##### RECORD EXTRACTS
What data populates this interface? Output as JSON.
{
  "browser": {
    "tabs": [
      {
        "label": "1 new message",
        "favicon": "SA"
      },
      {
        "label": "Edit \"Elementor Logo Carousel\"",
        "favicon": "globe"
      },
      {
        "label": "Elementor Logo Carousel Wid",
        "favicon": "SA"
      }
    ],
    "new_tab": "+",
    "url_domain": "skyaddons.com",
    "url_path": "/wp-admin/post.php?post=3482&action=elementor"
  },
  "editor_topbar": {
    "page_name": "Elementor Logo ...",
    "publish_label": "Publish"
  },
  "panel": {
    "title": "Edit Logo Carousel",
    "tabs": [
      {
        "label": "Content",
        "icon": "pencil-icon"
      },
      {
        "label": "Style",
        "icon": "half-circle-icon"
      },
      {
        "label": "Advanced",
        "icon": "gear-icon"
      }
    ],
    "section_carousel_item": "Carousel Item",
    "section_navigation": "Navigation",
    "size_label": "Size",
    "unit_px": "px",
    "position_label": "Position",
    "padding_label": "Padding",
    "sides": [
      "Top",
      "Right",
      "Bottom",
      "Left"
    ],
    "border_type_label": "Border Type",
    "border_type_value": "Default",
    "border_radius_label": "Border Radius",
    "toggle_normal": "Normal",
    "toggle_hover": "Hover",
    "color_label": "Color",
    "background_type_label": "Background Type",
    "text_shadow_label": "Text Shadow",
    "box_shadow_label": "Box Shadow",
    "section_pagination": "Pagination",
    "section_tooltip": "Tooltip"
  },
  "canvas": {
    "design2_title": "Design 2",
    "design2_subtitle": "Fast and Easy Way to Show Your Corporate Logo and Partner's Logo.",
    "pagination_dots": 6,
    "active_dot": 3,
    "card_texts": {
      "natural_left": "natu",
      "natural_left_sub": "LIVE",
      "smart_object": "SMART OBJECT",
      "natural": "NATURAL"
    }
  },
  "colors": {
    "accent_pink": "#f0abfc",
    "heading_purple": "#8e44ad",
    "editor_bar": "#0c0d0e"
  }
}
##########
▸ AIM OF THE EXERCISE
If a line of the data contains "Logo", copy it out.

▸ SOLUTION FOR THIS EXERCISE
        "label": "Edit \"Elementor Logo Carousel\"",
        "label": "Elementor Logo Carousel Wid",
    "page_name": "Elementor Logo ...",
    "title": "Edit Logo Carousel",
    "design2_subtitle": "Fast and Easy Way to Show Your Corporate Logo and Partner's Logo.",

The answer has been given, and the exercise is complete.